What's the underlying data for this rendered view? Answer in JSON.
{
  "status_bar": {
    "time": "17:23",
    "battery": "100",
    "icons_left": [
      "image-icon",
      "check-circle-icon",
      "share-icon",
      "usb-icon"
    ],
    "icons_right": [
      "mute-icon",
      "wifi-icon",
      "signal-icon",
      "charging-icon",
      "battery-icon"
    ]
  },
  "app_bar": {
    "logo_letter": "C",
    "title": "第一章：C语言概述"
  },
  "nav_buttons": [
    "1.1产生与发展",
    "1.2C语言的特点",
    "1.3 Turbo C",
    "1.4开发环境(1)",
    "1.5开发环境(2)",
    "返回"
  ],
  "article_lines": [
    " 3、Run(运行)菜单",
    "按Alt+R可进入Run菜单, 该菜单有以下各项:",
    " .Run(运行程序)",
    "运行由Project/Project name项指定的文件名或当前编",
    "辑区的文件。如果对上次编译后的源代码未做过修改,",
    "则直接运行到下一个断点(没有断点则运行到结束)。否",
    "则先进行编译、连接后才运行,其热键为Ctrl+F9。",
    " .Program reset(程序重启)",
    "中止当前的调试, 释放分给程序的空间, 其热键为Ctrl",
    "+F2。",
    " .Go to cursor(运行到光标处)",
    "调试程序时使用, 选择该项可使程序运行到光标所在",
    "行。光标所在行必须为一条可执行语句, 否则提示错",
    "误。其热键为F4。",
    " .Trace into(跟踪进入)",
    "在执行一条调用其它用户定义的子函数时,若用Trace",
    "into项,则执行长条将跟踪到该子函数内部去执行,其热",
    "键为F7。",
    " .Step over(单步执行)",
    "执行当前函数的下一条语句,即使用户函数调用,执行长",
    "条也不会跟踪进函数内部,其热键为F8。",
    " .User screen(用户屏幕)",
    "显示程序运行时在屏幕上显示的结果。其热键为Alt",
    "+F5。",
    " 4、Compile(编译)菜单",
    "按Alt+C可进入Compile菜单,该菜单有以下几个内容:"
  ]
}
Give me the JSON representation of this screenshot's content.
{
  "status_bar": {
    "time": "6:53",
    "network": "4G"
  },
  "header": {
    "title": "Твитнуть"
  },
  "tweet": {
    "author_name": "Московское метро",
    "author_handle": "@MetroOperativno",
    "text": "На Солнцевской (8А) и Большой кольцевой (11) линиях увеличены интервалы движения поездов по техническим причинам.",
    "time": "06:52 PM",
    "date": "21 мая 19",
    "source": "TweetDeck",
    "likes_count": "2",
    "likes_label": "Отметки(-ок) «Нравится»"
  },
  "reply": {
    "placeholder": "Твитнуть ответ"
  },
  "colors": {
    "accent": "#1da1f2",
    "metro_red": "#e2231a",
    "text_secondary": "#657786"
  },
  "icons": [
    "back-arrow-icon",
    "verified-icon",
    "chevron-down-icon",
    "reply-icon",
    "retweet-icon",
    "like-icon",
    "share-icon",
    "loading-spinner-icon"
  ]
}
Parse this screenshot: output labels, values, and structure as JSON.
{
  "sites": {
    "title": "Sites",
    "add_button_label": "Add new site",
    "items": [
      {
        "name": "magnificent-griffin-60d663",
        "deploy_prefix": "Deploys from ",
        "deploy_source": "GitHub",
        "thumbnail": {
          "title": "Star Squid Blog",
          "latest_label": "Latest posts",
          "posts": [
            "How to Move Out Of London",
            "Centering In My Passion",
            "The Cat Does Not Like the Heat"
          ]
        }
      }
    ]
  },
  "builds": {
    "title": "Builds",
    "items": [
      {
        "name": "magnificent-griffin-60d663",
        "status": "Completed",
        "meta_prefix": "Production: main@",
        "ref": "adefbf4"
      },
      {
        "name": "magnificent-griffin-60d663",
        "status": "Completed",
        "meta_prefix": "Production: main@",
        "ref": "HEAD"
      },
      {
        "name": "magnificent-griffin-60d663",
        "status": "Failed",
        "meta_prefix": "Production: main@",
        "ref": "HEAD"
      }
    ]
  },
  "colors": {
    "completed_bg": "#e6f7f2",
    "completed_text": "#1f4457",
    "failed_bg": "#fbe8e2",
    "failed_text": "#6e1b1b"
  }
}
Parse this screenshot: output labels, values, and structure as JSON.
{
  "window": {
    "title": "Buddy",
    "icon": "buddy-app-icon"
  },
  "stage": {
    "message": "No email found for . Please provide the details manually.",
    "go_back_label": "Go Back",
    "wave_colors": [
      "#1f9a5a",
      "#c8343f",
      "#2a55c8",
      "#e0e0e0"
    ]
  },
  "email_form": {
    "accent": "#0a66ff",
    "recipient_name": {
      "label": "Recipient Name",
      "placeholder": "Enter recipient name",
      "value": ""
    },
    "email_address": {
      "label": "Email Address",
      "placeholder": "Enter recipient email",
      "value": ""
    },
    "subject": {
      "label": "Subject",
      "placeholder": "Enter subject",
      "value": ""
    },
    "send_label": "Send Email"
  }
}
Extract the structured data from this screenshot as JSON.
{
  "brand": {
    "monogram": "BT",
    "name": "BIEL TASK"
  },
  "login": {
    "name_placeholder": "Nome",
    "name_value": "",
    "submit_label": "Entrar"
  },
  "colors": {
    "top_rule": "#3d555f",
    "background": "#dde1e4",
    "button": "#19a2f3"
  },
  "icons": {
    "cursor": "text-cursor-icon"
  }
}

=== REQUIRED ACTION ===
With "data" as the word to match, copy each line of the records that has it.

=== RESULT ===
What's the underlying data for this rendered view? Answer in JSON.
Extract the structured data from this screenshot as JSON.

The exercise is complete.